Indoor environments---characterised by obstacles such as walls, floors, ceilings, and furniture---provide a number of challenges for location sensing. In particular, these environments prohibit the use of common outdoor systems such as GPS. Many inexpensive indoor positioning systems use the properties of ultrasound to provide spatial information to their algorithms. Traditionally, this information is in the form of range measurements, obtained using a combination of ultrasonic signals and electromagnetic signals. The main disadvantage to this dual-medium approach is that it requires more hardware than an approach that only uses one medium.
In this thesis, we demonstrate that it is possible to position mobile computers in an indoor environment using only narrowband ultrasound. We describe the design, implementation and evaluation of two novel systems: the Synchronous Buzz and the Asynchronous Buzz positioning systems. In both systems, the only form of measurement is from narrowband ultrasound signals originating from beacons in the environment. Positioning is made possible through the use of transmission patterns, which communicate timing information from the infrastructure to receiving wearable devices. Compared with traditional systems, our approach saves on component costs and power consumption, while improving on form factor.
The evaluation of the systems is done through the use of a custom built simulator and two real-world experiments. The simulator uses a constrained random-walk to generate realistic paths of a wearable user. Sensor noise, reflections, occlusions, as well as beacon locations can all be controlled within the simulator's environment. The proposed real-world experiments compare the paths generated by the positioning algorithms to two different ground-truths: a known static path followed by the wearable and one captured by a high-speed camera.
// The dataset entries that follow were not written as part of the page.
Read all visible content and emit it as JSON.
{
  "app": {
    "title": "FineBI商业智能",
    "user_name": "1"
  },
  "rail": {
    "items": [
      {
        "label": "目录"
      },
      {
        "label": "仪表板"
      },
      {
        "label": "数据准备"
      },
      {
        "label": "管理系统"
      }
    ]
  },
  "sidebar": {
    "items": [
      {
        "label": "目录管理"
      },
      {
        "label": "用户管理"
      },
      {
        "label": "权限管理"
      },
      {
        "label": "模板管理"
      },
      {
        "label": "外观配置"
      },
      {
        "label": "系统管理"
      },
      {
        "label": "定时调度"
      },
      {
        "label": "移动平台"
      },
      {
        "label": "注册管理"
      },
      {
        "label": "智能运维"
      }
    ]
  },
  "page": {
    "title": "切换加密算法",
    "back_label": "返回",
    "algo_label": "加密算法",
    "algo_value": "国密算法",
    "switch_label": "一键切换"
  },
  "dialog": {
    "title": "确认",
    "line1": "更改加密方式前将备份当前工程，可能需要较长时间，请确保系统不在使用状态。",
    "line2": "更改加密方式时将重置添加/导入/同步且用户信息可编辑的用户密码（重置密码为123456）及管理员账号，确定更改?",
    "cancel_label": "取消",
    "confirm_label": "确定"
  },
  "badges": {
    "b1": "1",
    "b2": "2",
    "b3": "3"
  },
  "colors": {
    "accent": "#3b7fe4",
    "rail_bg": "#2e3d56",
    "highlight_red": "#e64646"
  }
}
Based on the results of the evaluations, we provide recommendations for the uses of our systems.